Traditional rigid concrete formwork has been optimized for buildability while serving structural needs. This mentality means simple prismatic elements that are entirely overbuilt for the task, stacked on top or next to one another. The idea that these elements are the peak of efficiency in concrete production has informed virtually all modern concrete construction. Any shapes that vary from the simple prismatic volumes are seen as challenging to build and expensive. For the most part, this is true if traditional methods of constructing formwork are used to create those shapes, but what if that did not have to be the case?
Over the last 100 years, several alternative methods of building formwork have been suggested, but almost all of them have stayed almost entirely in the academic realm. The major categories of these technologies include flexible formwork, such as fabrics; Folding formwork, using materials such as fiberglass; 3D printing formwork, using plastics; and even Knitted formwork. The major challenge that most of these technologies face is that they only propose formwork to replace select elements needed to construct a building, and this leads to a strange mix of architectural languages that is not desirable. Even if they include multiple elements, they often use vastly different systems and materials to create the framework, making them not viable at larger building scales.
The objective is to define an architectural language for concrete structures that will introduce a new design for formwork systems as well as explore solutions to minimize the use of reinforcement without sacrificing structural integrity. The goals are to evaluate the new design strategies and computational tools so that they can seamlessly integrate architectural forms with structural needs. Based on previous research, this approach could lead to an approximately 40% reduction in concrete usage, dramatically affecting the sustainability of such a building.

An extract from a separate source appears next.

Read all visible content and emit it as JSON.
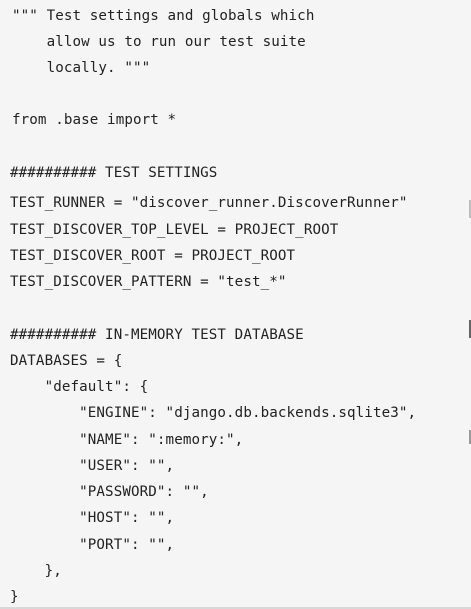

In order to achieve these results, individual structural elements and their formwork systems will be analyzed and evaluated for their strengths and weaknesses, followed by an investigation of how these different systems can be combined into one unified language using one type of formwork.